BEGIN
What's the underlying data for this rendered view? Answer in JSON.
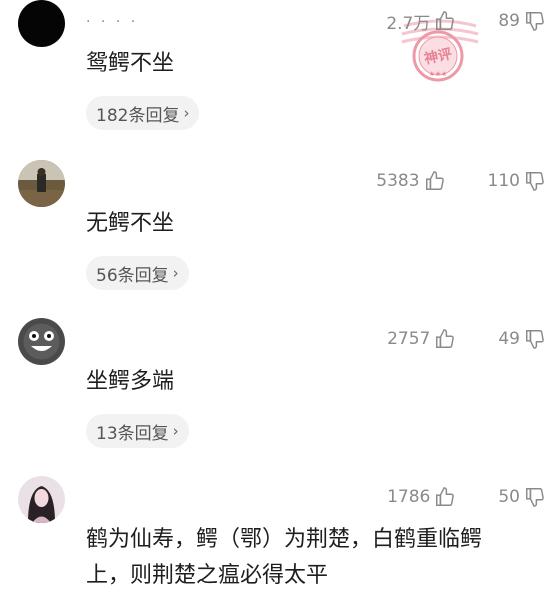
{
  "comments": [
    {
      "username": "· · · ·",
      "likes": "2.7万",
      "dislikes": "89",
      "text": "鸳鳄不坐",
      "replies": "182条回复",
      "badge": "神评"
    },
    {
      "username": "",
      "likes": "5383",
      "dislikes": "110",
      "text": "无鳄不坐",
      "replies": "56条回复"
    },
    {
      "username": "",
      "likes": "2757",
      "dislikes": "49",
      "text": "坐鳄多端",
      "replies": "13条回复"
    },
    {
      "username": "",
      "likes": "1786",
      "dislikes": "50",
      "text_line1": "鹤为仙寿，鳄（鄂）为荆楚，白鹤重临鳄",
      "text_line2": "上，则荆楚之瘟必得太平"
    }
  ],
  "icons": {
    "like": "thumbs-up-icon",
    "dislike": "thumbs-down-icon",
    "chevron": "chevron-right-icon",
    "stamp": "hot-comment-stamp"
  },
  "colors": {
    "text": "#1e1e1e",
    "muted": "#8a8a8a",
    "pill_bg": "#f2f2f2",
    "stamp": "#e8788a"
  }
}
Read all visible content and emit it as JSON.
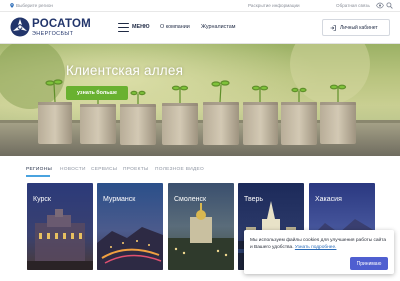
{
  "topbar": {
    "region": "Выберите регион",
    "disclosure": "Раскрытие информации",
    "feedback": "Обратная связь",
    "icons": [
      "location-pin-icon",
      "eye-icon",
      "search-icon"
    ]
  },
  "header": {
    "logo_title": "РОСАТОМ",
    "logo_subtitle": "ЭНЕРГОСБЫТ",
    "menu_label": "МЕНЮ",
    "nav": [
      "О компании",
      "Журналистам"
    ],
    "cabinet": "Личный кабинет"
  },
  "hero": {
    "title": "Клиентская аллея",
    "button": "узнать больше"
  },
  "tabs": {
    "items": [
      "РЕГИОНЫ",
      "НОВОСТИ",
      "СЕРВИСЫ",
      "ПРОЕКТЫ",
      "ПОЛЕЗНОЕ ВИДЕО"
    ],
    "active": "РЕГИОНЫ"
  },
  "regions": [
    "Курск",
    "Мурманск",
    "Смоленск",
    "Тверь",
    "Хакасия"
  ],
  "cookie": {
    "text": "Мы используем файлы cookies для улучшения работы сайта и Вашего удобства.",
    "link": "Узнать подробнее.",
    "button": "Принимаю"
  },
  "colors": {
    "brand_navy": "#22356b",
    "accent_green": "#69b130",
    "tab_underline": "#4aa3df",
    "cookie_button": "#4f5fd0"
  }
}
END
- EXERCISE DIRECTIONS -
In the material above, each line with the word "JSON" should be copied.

- RESULT FOR THIS TASK -
What's the underlying data for this rendered view? Answer in JSON.
Read all visible content and emit it as JSON.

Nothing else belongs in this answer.